By Chris Varias
The Cincinnati Enquirer
Four stars. That's the grade Rolling Stone gave the Mary Lee's Corvette album Blood on the Tracks, one star less than the magazine awards Bob Dylan's original version.
Should the gap between Mr. Dylan's 1975 classic and a recreation of it be judged as that slim? Mary Lee Kortes, the principal behind the 2002 version, asks that question in the press release for the band's tour, which stopped at the Southgate House Friday night.
"How do you sing a Bob Dylan song in a way that anyone should ever bother listening to?" she says. "And of course, why should you?"
After witnessing the show, those questions aren't any easier to respond to in a positive nature.
Blood on the Tracks, recorded live last year in Ms. Kortes' home base of New York, is programmed exactly like the original - same songs, same order. The show followed suit, with the only difference being a couple originals wedged between "Meet Me in the Morning" and "Lily, Rosemary and the Jack of Hearts."
The material obviously wasn't a problem, and Ms. Kortes and her three-man band tiptoed the line between loose and tight in the same way that makes a good Dylan show exciting.
With a small turnout in attendance, the band - especially killer drummer Konrad Meissner - seemed free of expectations, able to simply enjoy the opportunity to groove through great songs. It was the same low-key vibe that turned the original live recording, which was at first not intended for release, into an album.

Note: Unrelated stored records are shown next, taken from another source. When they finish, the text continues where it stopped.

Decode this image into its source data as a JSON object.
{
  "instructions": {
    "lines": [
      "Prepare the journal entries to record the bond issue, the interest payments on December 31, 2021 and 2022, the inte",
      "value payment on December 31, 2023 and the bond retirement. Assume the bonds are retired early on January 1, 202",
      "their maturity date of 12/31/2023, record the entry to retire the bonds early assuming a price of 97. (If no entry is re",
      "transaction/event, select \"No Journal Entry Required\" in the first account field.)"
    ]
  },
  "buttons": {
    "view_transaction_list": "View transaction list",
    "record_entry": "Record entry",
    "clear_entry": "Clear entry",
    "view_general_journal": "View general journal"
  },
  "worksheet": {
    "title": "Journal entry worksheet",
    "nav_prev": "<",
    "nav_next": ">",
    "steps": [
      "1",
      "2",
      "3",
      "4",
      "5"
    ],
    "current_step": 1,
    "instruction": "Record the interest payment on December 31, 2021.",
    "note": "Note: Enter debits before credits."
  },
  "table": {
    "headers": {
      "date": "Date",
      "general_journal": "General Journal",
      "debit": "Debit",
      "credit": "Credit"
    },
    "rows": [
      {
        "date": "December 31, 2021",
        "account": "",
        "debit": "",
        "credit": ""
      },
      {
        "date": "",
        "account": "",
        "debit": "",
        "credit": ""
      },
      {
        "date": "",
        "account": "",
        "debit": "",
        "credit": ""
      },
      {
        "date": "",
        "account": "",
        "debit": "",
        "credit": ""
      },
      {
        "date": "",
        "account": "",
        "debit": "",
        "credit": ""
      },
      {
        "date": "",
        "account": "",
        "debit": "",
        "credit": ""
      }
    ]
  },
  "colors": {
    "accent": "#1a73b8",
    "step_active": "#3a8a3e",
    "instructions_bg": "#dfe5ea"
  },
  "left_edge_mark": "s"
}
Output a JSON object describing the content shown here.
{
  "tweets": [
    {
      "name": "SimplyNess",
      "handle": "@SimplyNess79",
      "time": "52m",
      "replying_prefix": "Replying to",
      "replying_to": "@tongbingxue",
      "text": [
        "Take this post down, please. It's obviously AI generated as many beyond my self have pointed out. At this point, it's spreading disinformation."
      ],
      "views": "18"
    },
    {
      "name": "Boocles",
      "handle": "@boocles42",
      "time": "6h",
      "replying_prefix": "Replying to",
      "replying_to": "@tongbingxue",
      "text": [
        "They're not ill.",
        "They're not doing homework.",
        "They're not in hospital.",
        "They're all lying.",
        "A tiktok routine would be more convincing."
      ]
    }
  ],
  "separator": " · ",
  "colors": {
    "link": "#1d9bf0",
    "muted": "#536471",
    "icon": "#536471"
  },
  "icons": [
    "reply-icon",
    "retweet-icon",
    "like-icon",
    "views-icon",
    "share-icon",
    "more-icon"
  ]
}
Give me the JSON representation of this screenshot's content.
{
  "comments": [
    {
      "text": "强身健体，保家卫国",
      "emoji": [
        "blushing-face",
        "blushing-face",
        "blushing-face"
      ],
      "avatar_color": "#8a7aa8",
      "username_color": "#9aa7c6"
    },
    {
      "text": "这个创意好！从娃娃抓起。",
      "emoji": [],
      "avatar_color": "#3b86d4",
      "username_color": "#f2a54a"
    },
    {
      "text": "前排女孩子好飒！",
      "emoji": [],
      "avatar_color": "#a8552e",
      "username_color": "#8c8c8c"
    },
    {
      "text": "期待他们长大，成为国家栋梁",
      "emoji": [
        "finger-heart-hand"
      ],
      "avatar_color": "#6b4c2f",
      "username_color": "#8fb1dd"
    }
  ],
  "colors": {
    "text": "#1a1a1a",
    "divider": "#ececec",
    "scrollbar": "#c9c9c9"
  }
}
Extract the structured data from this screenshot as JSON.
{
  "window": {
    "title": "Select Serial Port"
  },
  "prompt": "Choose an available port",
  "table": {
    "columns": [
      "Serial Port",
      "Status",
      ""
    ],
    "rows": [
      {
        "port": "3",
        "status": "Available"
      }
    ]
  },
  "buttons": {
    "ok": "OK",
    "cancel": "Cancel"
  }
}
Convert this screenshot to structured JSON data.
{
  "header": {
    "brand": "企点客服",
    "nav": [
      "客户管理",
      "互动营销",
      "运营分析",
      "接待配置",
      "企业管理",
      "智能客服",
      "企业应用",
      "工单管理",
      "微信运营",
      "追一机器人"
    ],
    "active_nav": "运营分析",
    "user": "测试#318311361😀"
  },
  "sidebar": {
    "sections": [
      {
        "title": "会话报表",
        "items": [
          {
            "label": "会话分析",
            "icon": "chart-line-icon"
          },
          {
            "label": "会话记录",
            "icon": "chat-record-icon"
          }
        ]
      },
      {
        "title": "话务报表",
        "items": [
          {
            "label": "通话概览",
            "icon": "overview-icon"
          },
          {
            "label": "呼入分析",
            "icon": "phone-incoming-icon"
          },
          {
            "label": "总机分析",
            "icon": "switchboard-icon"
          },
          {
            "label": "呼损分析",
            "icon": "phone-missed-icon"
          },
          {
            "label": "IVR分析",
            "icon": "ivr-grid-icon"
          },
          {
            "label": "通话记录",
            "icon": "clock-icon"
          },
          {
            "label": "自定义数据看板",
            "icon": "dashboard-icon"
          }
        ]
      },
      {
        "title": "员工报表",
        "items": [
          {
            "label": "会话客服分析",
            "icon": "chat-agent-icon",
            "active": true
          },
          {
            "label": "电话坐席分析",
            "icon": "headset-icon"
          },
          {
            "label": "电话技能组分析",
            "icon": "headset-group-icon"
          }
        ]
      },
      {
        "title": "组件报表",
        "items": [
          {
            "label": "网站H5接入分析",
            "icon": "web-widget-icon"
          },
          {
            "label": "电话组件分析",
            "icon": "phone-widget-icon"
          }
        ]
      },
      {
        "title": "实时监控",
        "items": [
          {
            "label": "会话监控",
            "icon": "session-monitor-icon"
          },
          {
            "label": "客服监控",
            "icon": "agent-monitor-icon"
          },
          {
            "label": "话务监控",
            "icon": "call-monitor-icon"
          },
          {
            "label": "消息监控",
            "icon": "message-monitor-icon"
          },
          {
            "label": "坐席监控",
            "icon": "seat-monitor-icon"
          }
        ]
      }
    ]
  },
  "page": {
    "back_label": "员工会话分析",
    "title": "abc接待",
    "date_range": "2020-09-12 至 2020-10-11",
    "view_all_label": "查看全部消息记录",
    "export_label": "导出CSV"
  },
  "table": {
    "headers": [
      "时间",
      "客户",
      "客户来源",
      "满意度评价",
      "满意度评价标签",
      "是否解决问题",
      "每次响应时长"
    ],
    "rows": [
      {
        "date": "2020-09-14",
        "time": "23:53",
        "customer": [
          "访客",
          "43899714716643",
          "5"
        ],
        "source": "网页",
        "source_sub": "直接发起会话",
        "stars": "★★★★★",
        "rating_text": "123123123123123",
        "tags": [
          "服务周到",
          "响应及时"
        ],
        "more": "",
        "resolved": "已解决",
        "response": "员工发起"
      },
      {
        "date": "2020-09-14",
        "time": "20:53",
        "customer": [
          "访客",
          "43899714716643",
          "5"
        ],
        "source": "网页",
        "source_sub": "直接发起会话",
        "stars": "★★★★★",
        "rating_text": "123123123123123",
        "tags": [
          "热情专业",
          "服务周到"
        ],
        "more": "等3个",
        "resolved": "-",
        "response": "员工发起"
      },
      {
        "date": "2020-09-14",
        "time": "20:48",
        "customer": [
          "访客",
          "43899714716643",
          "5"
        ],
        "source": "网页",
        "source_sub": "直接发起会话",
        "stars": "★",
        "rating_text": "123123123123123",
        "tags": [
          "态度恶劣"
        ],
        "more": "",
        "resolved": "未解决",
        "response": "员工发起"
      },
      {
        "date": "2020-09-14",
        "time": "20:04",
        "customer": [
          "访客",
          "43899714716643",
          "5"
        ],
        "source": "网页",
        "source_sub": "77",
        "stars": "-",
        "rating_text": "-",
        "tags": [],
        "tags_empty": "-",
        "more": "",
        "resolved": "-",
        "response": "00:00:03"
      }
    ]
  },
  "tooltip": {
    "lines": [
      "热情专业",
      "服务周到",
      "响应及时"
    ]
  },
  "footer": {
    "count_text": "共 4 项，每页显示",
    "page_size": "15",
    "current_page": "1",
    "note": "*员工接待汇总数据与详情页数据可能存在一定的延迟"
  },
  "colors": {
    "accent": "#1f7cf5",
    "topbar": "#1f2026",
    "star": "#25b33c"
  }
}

But now that it is an album, and Ms. Kortes is touring behind it, and her press people are talking up not only the Rolling Stone review but also the fact that Mr. Dylan himself is reportedly a fan of the record, it's time to speak frankly.
Ms. Kortes is a folkie who has made a serviceable album of covers. It's something most any folkie in Cincinnati, New York or anywhere else could have done given the same backup band. Her voice is pleasant, but I'm not sure what Mr. Dylan, the ultimate non-conforming vocalist, hears in her over-singing.
It was an enjoyable show, in the same way it can be enjoyable to stumble into a Main Street bar to hear some cover band play "Brick House."
But, to paraphrase Ms. Kortes, why bother?
SPECIAL REPORT: MUSIC IN SCHOOLS
Music in schools on march again
Instrumental changes coming to classrooms
Music struggling in CPS, but signs of life clear
New federal law could hurt arts, music
Designer thinks outside the box for charity
Ladybug lady is spotted with collectibles
Covington crime watchers enjoy slow season
KENDRICK: Alive & Well
New age concert just watered world music
Cover girl sheds little light on `Blood'
Dickens' `Christmas Carol' raises spirits
Maestro DePriest, CSO deft, dramatic
ARTS & ENTERTAINMENT
New `Christmas Tales' true to original Charlie Brown
Holiday TV today
It's time to cast your Cammys vote
DEMALINE: The arts
Vote in our Arts Slogan competition
Ex-Ballet exec joins Prague contest
Go beyond gift certificates
Cookbooks just the recipe for holiday gifts
Hate doing dishes? Restaurants open for Christmas
Get to it!